The Raptors enter the 2018-19 season with a team that is on paper very similar to the squad that won 59 games last year, but the differences are critical. With Kawhi Leonard said to be ready to go for the start of the season, and Danny Green on board, the team should be a more modern squad this year, with more shooting up and down the roster and improved defensive versatility. This is a team that had a lot of success last year on the basis of a strong starting lineup and a bench group that dominated their minutes frequently throughout the season, and they returned that bench intact this year.
The best indicators of where this Raptors season is headed will be to keep an eye on rookie coach Nick Nurse’s rotations, and how he manages this deep roster. Finding minutes and roles for everyone could be challenging to navigate, and would be one of the most likely places the Raptors may run into trouble. If they can find their lineups to get rolling though, it should be a pretty smooth season. The depth should allow them to keep their leaders from playing too many minutes and help keep guys rested and healthy going towards the postseason, which is where the focus obviously will be after years of struggles in the playoffs, there has to be hope within the organization that changing over the coaching staff as well as bringing in one of the top talents in the league in Leonard that they can change that this season.
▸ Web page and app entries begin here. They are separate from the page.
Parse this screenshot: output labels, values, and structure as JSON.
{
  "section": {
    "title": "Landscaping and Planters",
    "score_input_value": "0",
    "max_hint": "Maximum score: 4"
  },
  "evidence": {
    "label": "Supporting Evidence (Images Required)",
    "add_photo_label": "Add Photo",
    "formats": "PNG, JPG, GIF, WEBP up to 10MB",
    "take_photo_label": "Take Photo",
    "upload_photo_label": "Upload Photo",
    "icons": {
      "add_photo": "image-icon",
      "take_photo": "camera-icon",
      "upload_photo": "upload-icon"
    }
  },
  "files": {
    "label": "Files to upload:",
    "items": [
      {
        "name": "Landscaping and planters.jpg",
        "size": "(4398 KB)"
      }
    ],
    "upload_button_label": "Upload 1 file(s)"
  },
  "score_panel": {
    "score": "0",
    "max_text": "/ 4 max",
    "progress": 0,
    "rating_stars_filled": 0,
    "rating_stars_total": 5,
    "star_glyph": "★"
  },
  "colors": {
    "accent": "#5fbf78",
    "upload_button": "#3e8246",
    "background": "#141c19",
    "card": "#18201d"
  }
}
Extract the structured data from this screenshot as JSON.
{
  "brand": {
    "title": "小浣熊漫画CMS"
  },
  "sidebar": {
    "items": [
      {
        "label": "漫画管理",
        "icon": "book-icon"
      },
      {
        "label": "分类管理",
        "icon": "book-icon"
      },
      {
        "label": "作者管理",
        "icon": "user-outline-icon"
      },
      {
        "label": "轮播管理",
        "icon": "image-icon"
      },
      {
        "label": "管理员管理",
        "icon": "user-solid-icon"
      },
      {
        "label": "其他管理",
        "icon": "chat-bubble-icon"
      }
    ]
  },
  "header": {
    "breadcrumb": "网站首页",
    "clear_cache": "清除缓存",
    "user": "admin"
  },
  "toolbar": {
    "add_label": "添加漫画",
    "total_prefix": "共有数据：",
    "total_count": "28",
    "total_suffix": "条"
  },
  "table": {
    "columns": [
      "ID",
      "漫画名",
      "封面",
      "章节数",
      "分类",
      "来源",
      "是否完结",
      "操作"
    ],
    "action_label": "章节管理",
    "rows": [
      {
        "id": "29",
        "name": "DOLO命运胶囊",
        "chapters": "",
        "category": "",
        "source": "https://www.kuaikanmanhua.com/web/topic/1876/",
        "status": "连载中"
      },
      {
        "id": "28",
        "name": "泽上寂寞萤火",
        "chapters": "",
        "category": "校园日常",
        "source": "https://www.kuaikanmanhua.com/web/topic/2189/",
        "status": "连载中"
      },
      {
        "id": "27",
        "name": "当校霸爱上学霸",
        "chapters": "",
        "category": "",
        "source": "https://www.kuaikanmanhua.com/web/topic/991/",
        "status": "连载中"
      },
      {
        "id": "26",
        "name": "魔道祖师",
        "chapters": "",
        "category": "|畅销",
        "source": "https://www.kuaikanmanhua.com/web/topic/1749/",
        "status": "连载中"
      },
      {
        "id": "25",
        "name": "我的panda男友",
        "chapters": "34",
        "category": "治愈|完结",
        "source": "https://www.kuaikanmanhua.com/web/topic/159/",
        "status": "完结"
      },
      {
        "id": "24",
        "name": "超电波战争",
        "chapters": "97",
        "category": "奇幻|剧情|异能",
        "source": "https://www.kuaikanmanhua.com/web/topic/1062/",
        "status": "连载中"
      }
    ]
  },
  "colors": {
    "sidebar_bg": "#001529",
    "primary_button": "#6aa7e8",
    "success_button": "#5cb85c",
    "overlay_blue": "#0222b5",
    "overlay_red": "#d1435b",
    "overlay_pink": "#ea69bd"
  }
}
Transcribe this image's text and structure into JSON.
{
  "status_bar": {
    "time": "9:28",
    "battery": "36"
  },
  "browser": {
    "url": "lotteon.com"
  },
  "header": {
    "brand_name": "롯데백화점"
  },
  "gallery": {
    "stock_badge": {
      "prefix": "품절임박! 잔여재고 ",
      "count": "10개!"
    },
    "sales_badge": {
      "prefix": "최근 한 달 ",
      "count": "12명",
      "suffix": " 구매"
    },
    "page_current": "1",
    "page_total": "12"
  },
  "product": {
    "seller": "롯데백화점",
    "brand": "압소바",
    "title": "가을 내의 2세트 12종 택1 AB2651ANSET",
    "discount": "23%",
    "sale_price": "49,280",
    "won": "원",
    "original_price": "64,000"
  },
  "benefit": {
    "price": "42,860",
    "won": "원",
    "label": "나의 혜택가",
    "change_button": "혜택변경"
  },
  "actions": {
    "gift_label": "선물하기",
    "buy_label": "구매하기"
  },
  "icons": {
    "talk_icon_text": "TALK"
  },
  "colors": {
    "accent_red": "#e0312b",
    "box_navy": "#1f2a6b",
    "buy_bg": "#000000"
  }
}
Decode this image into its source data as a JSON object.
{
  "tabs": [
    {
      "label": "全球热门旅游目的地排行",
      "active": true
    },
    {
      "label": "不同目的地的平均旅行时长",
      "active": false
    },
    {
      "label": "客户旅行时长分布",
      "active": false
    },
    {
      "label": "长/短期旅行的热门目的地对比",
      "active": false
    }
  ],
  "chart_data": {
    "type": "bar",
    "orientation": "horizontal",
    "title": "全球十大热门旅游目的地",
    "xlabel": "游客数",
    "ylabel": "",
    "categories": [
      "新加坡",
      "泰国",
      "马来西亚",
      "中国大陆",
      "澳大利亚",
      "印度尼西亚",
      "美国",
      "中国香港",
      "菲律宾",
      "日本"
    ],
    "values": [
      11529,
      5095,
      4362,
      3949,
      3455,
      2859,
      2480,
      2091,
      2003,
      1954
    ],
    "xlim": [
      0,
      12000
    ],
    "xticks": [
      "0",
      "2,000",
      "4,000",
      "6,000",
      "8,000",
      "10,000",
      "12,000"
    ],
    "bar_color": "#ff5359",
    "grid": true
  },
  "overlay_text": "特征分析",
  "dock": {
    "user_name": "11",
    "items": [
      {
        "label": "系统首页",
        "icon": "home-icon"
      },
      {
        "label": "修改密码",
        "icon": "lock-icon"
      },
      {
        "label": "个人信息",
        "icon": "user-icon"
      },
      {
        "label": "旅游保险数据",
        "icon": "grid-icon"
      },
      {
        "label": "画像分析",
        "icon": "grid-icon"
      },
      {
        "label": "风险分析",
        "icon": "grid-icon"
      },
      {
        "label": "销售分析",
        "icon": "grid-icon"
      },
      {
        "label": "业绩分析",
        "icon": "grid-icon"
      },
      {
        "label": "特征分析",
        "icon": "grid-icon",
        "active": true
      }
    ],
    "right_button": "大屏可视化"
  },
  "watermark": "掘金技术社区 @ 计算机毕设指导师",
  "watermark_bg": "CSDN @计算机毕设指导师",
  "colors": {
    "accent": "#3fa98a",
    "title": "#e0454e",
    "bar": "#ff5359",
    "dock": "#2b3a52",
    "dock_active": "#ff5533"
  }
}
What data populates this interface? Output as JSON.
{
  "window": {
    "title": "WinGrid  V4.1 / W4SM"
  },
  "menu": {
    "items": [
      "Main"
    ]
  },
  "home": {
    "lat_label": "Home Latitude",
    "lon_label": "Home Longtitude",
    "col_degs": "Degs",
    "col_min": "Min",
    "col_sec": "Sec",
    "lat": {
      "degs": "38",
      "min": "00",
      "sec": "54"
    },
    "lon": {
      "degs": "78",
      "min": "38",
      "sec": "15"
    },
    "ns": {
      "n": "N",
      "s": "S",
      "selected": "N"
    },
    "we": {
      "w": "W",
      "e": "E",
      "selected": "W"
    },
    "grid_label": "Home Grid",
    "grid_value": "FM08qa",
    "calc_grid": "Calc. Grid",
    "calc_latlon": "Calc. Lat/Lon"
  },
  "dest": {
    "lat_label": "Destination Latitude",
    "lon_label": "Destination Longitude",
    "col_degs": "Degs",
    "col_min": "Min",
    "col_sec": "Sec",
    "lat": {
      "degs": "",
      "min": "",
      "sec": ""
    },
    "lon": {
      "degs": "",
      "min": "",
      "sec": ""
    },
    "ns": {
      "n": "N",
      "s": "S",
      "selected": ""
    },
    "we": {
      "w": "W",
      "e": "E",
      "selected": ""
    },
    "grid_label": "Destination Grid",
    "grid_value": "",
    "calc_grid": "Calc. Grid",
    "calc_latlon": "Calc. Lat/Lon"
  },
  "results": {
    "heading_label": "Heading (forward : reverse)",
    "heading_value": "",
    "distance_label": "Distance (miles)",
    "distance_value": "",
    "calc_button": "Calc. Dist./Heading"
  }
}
Also, it’ll be important to see if Fred VanVleet can maintain his high level play from last season, and if they can get significant growth from OG Anunoby and Pascal Siakam to help improve the team further. Both of those players should potential last season to be game changers in the future, and that could be important for the Raptors to become a true contender.